The entries shown next need to be written again word for word.
━━━ Recorded data ━━━
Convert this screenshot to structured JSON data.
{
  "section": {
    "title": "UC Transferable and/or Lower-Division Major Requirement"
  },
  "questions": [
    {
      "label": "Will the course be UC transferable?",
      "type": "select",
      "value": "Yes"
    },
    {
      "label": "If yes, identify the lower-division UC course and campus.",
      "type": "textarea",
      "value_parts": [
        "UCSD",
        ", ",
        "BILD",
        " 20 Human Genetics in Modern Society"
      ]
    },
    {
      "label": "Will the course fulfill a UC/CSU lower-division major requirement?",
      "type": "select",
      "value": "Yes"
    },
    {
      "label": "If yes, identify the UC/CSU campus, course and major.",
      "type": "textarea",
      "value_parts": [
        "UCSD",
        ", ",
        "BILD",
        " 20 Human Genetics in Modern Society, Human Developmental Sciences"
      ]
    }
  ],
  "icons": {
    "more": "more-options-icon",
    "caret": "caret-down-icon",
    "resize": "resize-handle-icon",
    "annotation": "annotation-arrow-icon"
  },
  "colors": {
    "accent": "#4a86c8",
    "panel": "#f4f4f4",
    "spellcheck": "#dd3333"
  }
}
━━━
● Written answer:
Convert this screenshot to structured JSON data.
{
  "section": {
    "title": "UC Transferable and/or Lower-Division Major Requirement"
  },
  "questions": [
    {
      "label": "Will the course be UC transferable?",
      "type": "select",
      "value": "Yes"
    },
    {
      "label": "If yes, identify the lower-division UC course and campus.",
      "type": "textarea",
      "value_parts": [
        "UCSD",
        ", ",
        "BILD",
        " 20 Human Genetics in Modern Society"
      ]
    },
    {
      "label": "Will the course fulfill a UC/CSU lower-division major requirement?",
      "type": "select",
      "value": "Yes"
    },
    {
      "label": "If yes, identify the UC/CSU campus, course and major.",
      "type": "textarea",
      "value_parts": [
        "UCSD",
        ", ",
        "BILD",
        " 20 Human Genetics in Modern Society, Human Developmental Sciences"
      ]
    }
  ],
  "icons": {
    "more": "more-options-icon",
    "caret": "caret-down-icon",
    "resize": "resize-handle-icon",
    "annotation": "annotation-arrow-icon"
  },
  "colors": {
    "accent": "#4a86c8",
    "panel": "#f4f4f4",
    "spellcheck": "#dd3333"
  }
}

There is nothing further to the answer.